◆ **ASSIGNMENT**:
Where the line containing "Convert this screenshot" appears in the records below, begin there and repeat each line exactly through the final one, dropping all pictures.

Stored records
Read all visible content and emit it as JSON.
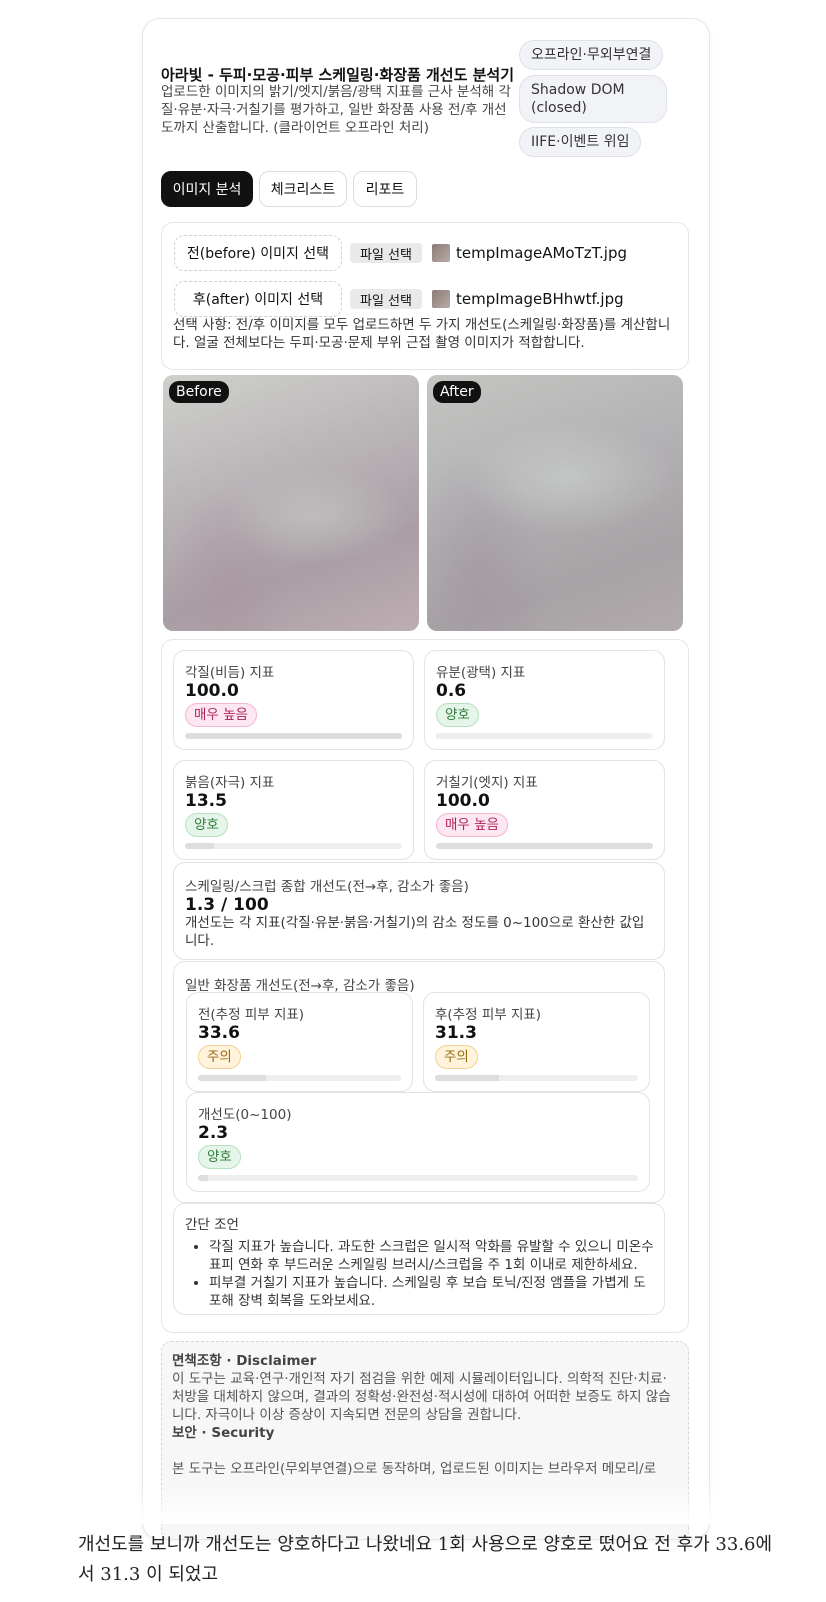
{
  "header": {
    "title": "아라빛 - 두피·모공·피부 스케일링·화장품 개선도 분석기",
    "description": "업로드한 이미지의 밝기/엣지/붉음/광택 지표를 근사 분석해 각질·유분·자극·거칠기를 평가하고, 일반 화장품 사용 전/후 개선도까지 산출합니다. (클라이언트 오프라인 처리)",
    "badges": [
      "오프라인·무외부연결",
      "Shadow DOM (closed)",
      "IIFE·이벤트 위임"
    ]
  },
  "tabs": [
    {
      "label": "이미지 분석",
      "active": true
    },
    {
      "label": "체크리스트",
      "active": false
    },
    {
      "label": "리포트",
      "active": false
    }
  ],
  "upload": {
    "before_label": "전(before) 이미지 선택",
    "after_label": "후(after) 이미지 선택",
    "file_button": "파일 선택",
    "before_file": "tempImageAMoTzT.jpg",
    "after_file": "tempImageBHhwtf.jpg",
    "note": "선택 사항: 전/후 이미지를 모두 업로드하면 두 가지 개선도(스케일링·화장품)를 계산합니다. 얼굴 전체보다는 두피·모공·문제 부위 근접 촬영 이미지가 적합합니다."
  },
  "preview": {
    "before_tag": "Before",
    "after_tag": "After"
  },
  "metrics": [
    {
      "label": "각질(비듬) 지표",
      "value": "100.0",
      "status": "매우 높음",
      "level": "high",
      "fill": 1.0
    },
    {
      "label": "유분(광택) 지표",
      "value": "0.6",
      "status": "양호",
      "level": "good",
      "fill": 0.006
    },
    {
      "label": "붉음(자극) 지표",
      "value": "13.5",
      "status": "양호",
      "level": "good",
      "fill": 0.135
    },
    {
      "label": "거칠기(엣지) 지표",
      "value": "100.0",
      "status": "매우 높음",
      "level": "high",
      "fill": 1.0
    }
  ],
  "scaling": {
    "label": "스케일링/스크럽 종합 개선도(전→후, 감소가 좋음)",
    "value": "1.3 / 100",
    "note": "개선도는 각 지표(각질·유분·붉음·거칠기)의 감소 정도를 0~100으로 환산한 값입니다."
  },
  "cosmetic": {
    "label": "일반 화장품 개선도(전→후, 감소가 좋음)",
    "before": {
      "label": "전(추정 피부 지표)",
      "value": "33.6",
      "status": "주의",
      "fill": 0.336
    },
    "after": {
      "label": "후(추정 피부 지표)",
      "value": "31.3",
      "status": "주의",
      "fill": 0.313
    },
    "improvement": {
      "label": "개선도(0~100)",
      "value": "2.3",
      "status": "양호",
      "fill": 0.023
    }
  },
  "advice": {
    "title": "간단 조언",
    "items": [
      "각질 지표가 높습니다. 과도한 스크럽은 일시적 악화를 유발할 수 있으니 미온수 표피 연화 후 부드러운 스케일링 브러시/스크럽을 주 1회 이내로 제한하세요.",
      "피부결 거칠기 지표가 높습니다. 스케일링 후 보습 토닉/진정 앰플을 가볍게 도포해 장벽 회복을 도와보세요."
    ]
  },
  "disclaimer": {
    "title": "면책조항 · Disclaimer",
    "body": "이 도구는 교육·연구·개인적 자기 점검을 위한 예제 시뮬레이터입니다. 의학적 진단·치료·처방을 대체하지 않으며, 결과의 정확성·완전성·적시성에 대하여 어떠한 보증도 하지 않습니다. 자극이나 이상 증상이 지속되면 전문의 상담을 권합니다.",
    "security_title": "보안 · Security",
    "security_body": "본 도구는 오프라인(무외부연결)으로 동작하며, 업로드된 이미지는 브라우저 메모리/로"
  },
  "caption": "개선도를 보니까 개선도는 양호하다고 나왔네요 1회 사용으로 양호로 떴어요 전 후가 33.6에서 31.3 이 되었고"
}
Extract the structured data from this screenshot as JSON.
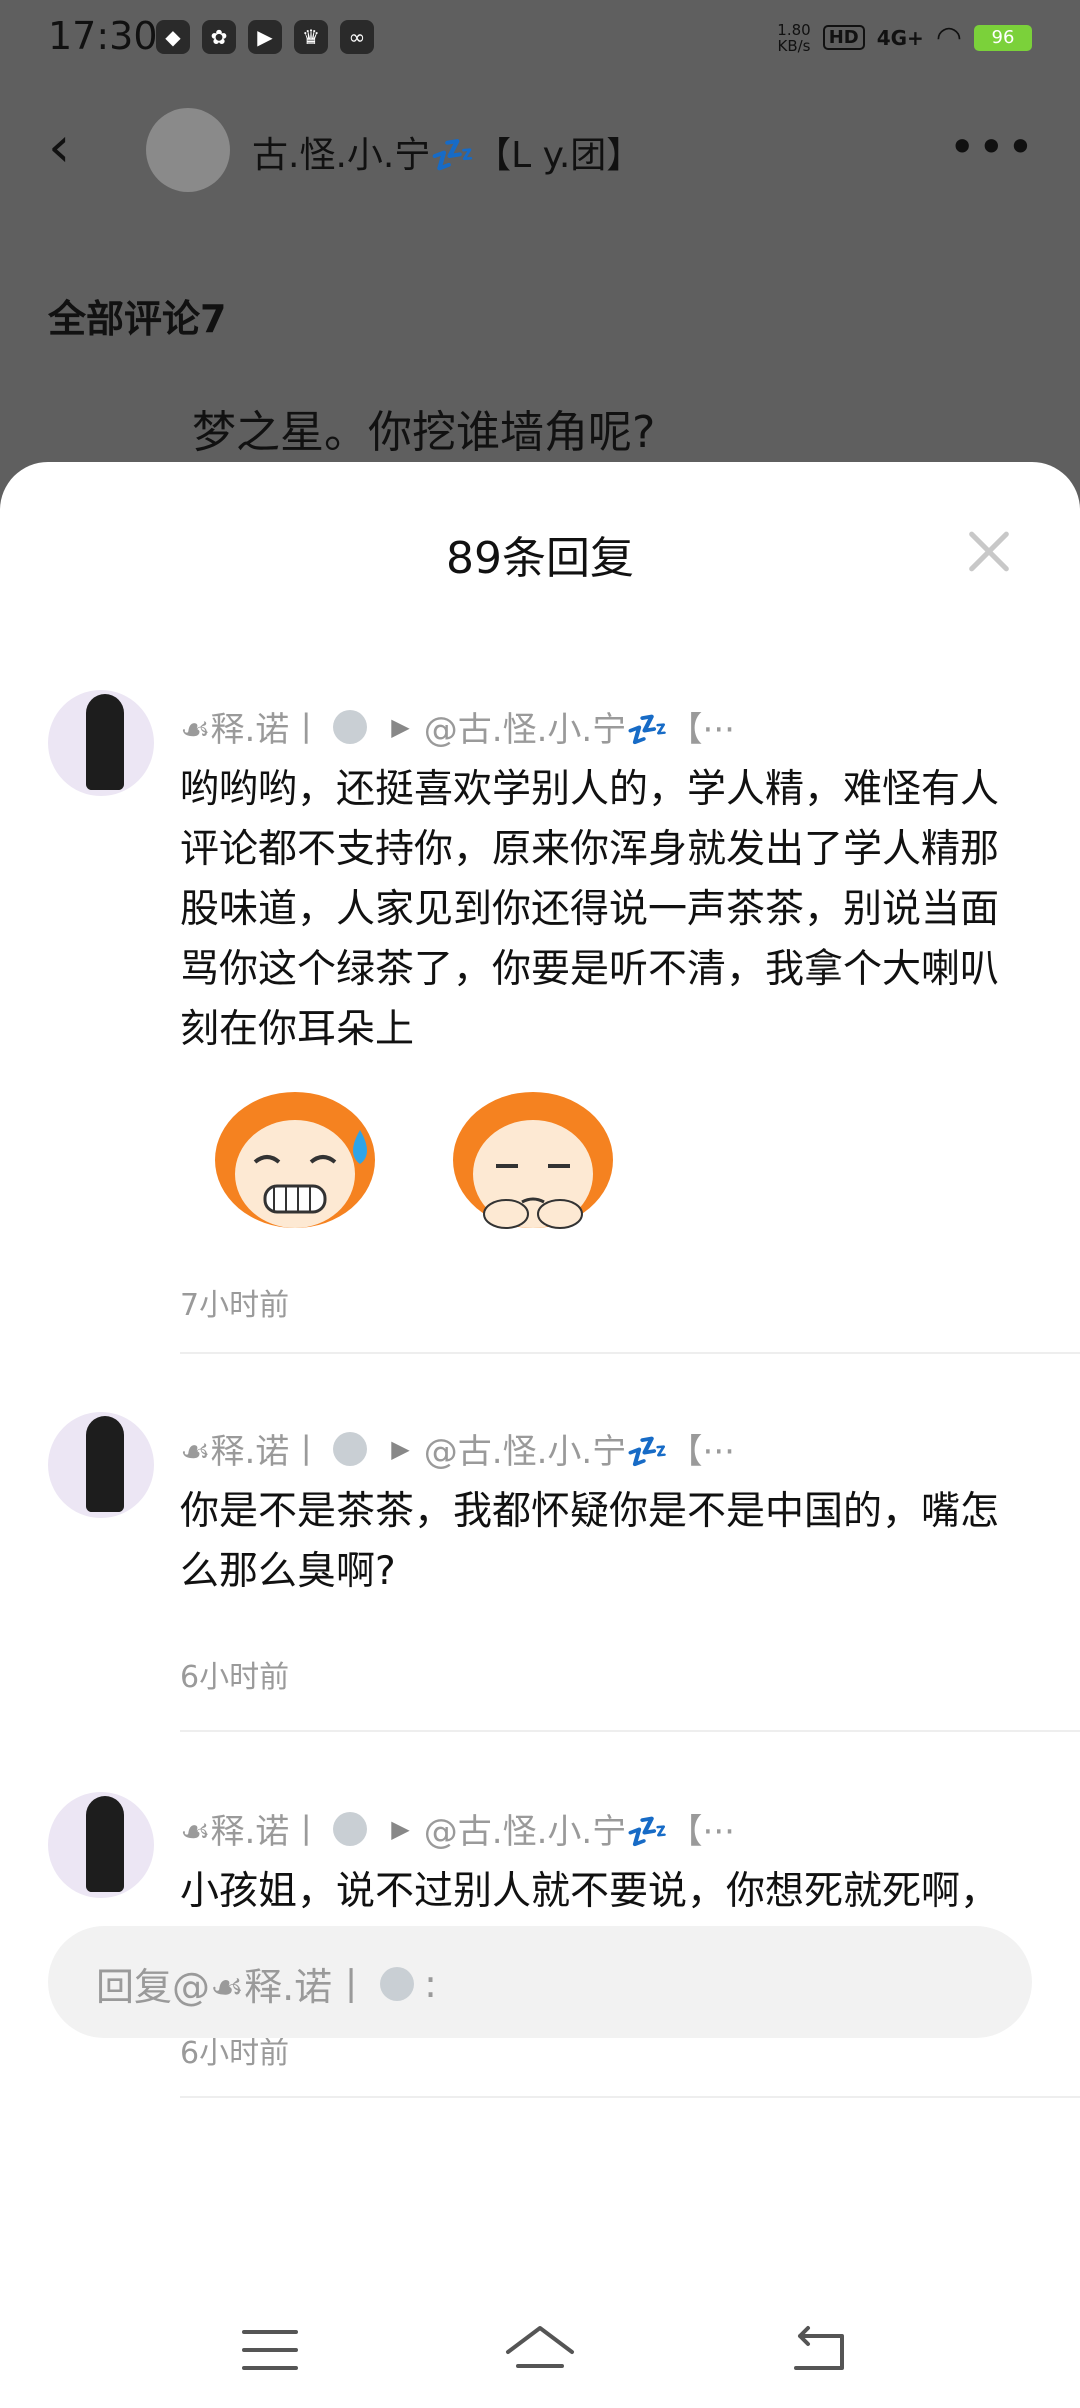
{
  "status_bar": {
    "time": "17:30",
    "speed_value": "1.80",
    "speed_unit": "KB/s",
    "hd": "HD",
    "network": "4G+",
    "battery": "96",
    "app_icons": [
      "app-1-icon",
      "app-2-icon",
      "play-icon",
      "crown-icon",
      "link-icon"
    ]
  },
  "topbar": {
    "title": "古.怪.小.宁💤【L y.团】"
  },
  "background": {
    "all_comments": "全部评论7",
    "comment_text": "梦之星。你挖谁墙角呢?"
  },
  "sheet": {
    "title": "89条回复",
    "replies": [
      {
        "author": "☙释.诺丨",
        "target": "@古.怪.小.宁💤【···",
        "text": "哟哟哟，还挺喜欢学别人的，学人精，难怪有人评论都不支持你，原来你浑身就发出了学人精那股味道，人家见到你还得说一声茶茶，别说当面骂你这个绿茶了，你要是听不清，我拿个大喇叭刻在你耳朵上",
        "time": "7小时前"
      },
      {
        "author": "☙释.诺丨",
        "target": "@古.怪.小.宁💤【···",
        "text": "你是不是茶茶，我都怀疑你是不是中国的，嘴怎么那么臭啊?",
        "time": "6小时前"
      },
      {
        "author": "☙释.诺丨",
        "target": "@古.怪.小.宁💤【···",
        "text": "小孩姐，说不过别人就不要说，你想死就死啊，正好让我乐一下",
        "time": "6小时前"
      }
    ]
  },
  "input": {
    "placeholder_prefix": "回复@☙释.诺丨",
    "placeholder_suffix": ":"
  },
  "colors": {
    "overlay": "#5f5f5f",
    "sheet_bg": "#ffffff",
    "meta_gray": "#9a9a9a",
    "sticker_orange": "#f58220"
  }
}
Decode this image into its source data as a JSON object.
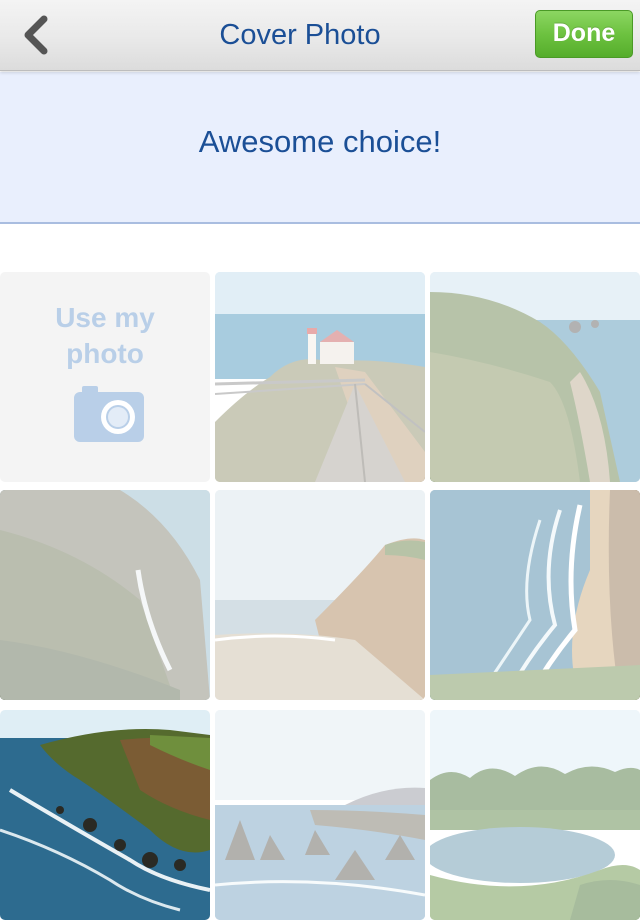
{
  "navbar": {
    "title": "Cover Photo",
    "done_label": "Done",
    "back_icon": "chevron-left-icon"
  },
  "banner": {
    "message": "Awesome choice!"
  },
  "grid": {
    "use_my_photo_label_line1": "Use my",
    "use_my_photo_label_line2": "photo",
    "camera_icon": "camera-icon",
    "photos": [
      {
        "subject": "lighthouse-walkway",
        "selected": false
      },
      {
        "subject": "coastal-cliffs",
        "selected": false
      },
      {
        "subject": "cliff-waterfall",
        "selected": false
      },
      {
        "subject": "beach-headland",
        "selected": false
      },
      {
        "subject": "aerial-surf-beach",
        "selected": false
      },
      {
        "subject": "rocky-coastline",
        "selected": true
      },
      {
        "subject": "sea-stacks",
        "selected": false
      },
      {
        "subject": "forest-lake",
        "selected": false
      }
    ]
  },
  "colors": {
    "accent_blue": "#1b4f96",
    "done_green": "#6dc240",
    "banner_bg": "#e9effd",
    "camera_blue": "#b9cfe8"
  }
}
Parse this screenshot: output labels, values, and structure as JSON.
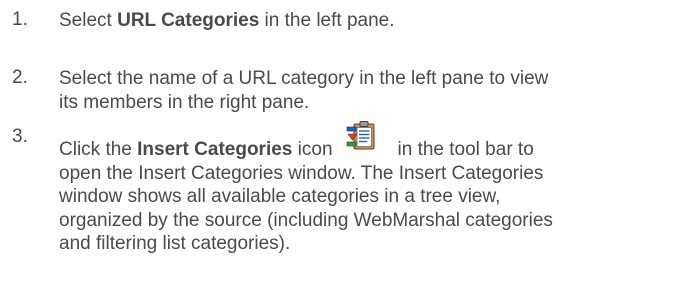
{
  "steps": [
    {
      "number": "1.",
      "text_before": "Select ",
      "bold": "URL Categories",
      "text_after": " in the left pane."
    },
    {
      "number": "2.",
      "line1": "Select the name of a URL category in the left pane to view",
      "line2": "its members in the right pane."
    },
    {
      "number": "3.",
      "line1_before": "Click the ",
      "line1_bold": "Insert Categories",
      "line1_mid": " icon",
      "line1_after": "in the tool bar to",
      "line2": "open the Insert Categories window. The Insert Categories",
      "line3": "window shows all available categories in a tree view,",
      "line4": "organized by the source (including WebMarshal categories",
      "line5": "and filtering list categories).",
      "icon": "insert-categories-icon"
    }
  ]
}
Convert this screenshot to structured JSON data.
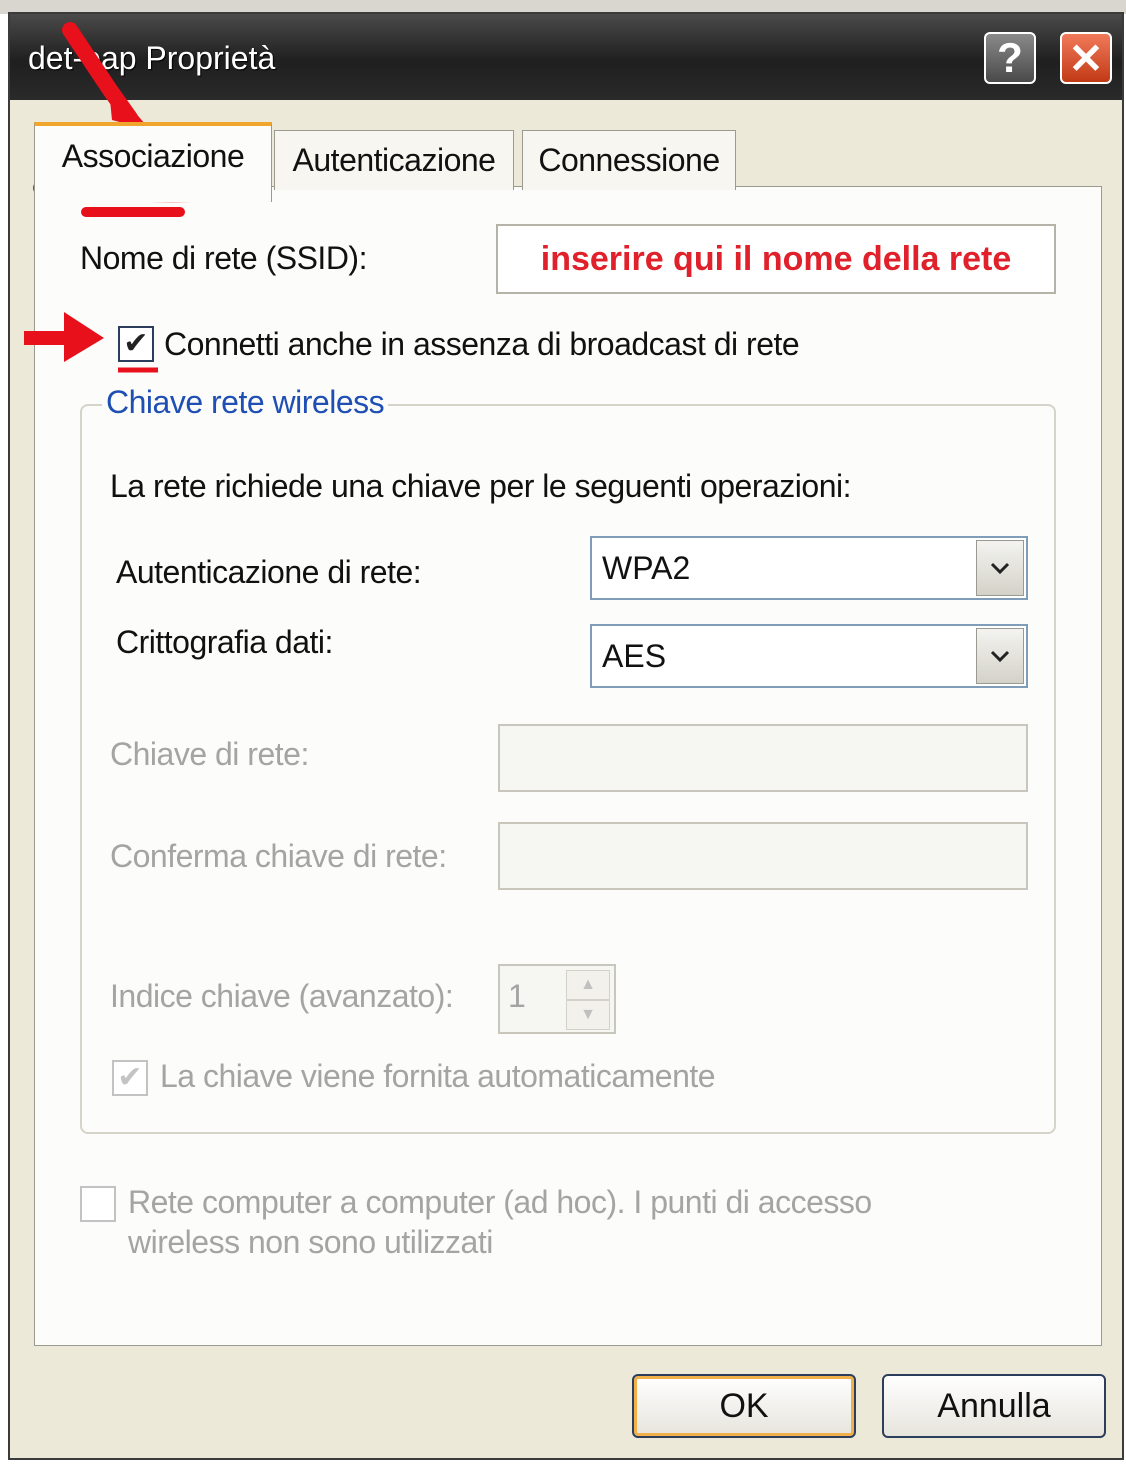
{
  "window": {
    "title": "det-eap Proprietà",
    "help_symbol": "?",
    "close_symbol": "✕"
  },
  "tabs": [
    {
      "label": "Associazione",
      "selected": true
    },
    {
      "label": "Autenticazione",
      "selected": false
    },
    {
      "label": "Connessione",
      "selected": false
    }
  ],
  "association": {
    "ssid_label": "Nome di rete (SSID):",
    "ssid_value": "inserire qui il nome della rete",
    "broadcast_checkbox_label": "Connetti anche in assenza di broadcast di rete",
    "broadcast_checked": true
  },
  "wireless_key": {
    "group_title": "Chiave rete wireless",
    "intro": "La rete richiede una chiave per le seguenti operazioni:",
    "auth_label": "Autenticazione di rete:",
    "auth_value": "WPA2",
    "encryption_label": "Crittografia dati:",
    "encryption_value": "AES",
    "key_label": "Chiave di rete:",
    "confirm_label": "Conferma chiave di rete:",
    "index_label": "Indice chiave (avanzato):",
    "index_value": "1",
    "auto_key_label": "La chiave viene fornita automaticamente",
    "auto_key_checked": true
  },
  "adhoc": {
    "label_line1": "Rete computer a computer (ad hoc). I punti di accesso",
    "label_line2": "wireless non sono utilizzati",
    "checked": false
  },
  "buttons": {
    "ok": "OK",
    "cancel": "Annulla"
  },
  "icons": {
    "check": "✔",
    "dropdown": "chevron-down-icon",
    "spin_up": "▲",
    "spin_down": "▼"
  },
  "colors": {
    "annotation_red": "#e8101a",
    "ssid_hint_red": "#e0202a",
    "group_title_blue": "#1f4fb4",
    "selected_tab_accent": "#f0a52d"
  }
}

◆ **RESPONSE TO THE TASK**:
Convert this screenshot to structured JSON data.
{
  "window": {
    "title": "det-eap Proprietà",
    "help_symbol": "?",
    "close_symbol": "✕"
  },
  "tabs": [
    {
      "label": "Associazione",
      "selected": true
    },
    {
      "label": "Autenticazione",
      "selected": false
    },
    {
      "label": "Connessione",
      "selected": false
    }
  ],
  "association": {
    "ssid_label": "Nome di rete (SSID):",
    "ssid_value": "inserire qui il nome della rete",
    "broadcast_checkbox_label": "Connetti anche in assenza di broadcast di rete",
    "broadcast_checked": true
  },
  "wireless_key": {
    "group_title": "Chiave rete wireless",
    "intro": "La rete richiede una chiave per le seguenti operazioni:",
    "auth_label": "Autenticazione di rete:",
    "auth_value": "WPA2",
    "encryption_label": "Crittografia dati:",
    "encryption_value": "AES",
    "key_label": "Chiave di rete:",
    "confirm_label": "Conferma chiave di rete:",
    "index_label": "Indice chiave (avanzato):",
    "index_value": "1",
    "auto_key_label": "La chiave viene fornita automaticamente",
    "auto_key_checked": true
  },
  "adhoc": {
    "label_line1": "Rete computer a computer (ad hoc). I punti di accesso",
    "label_line2": "wireless non sono utilizzati",
    "checked": false
  },
  "buttons": {
    "ok": "OK",
    "cancel": "Annulla"
  },
  "icons": {
    "check": "✔",
    "dropdown": "chevron-down-icon",
    "spin_up": "▲",
    "spin_down": "▼"
  },
  "colors": {
    "annotation_red": "#e8101a",
    "ssid_hint_red": "#e0202a",
    "group_title_blue": "#1f4fb4",
    "selected_tab_accent": "#f0a52d"
  }
}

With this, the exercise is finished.